Type hints are a great tool to communicate your intent with your code.
When starting with type hints, many people will document functions similar to how I did with this function:
def generate_reports( reports_to_run: list[ExpiringPolicy], report_generator: FunctionType ) -> list[ReportData]: ...
If you’re not used to type hints, the code above defines a function,
generate_reports , that takes two arguments:
reports_to_run, which is a
listthat contains a collection of
ExpiringPolicyobjects. These are objects defined in another part of the code that represents policies that will expire in a certain number of days and
report_generator, which is a function that creates reports for the expiring policies.
The function returns a list of
ReportData objects. They contain report files and associated metadata for all the reports created.
This is a good approach for type hints, but it can be improved.
Being robust improves communication.
The Robustness Principle encourages you to design your software to be generous in what your functions accept but be strict with what you return.
Applying that to type hints, we want to communicate the range of inputs the function is designed to handle while clearly defining the expected result.
In the case above, this function explicitly expects a list of
ExpiringPolicy objects. While this doesn’t sound restrictive, it’s telling users of this function that the collection of expiring policies must be wrapped in a list and cannot be anything else, like a tuple, set, generator, or dictionary values.
However, the way the function is written, it doesn’t care that the policies are in a list. Instead, it iterates over the collection. That’s key. We need to communicate that this function needs something to iterate over.
We can communicate that by changing the
list type hint to
from typing import Iterable ... def generate_reports( reports_to_run: Iterable[ExpiringPolicy], report_generator: FunctionType ) -> list[ReportData]: ...
Now users of this function won’t have their editors complain if they don’t convert their collection of
ExpiringPolicy objects into a list.
So, why did I write the code as I did, using the list type hint? There were two main reasons:
- That’s what the data was in. Plain and simple. I documented what I was getting from another function that a teammate or I wrote.
- I was not aware of any alternatives.
What alternatives exist?
Python has a collection of objects that help us describe how objects behave. They are called Abstract Base Classes. They are not objects you create. Instead, they are the building blocks for how Python objects behave. I recommend reading the documentation to get a better understanding of Python objectsReading will be incredibly beneficial, but don’t expect to understand it in one go. Bookmark it. Reread some of it today.

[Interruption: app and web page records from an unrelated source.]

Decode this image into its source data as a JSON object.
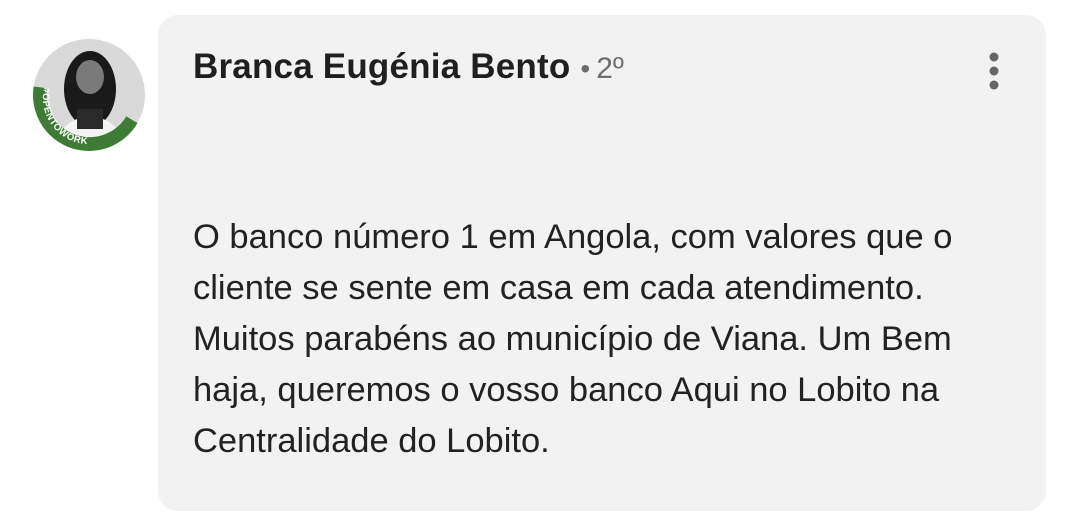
{
  "comment": {
    "author": {
      "name": "Branca Eugénia Bento",
      "separator": "•",
      "connection_degree": "2º",
      "avatar_badge": "#OPENTOWORK"
    },
    "more_options_icon": "vertical-ellipsis-icon",
    "text": "O banco número 1 em Angola, com valores que o cliente se sente em casa em cada atendimento. Muitos parabéns ao município de Viana. Um Bem haja, queremos o vosso banco Aqui no Lobito na Centralidade do Lobito."
  },
  "colors": {
    "card_background": "#f2f2f2",
    "open_to_work_green": "#3e7c36",
    "text_primary": "#1f1f1f",
    "text_secondary": "#6d6d6d"
  }
}
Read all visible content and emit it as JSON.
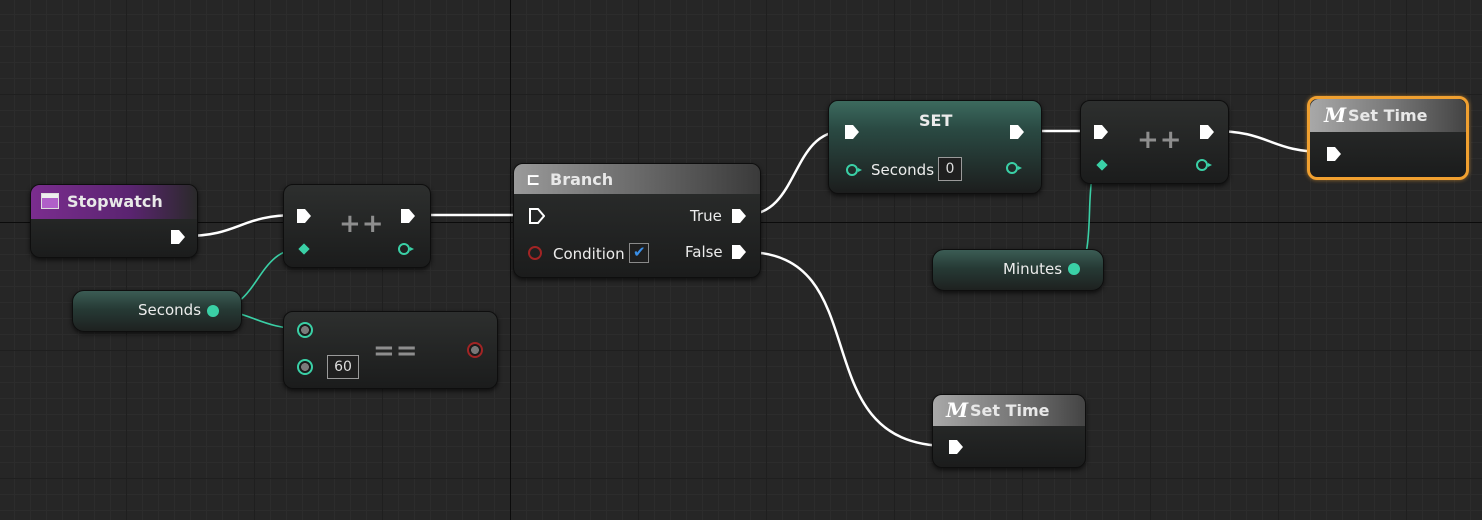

Read more next week. Let it seep in over time. .
There’s a useful table on that page. It describes what it takes for an object to behave a certain way. For example:
Containeris an object that lets you know if it contains an objectYou would check containment by writing
if object in container. .
Iterableis an object that allows you to loop over its members.
Sizedis an object that can tell you how many items it holds.
Collectionincludes the behavior of the three classes above to allow you to know if an item is in it, how many items are in it, and loop over its members.
This is where the building blocks come in. The Python maintainers have named a combination of many of these elements and put them into this table.
Below is a visual representation of how the ABCs relate to each other. The arrows signify the object at the start of the arrow has (or “inherits”) the features of the object the arrow is pointing to.
You can see that the
Collection object (just left of center) has the features of the
Container , and
Our code from above can further be improved by changing the
FunctionType type hint to
from typing import Iterable, Callable ... def generate_reports( reports_to_run: Iterable[ExpiringPolicy], report_generator: Callable ) -> list[ReportData]:
Callable type hint is always a better choice than the
FunctionType hint. A
FunctionType hint communicates the object must be a function, but in Python classes can behave like a functionYou can make a class act like a function by implementing the
__call__ method. .
Callable type hint allows you to communicate the types of the arguments the function should accept, as well as it’s return value.Learn more in the
It’s your turn
The next time you come across type hints in your code, look for restrictive hints like
list or missing type hints and consider using one of Python’s Abstract Base Classes to communicate the behavior your code needs.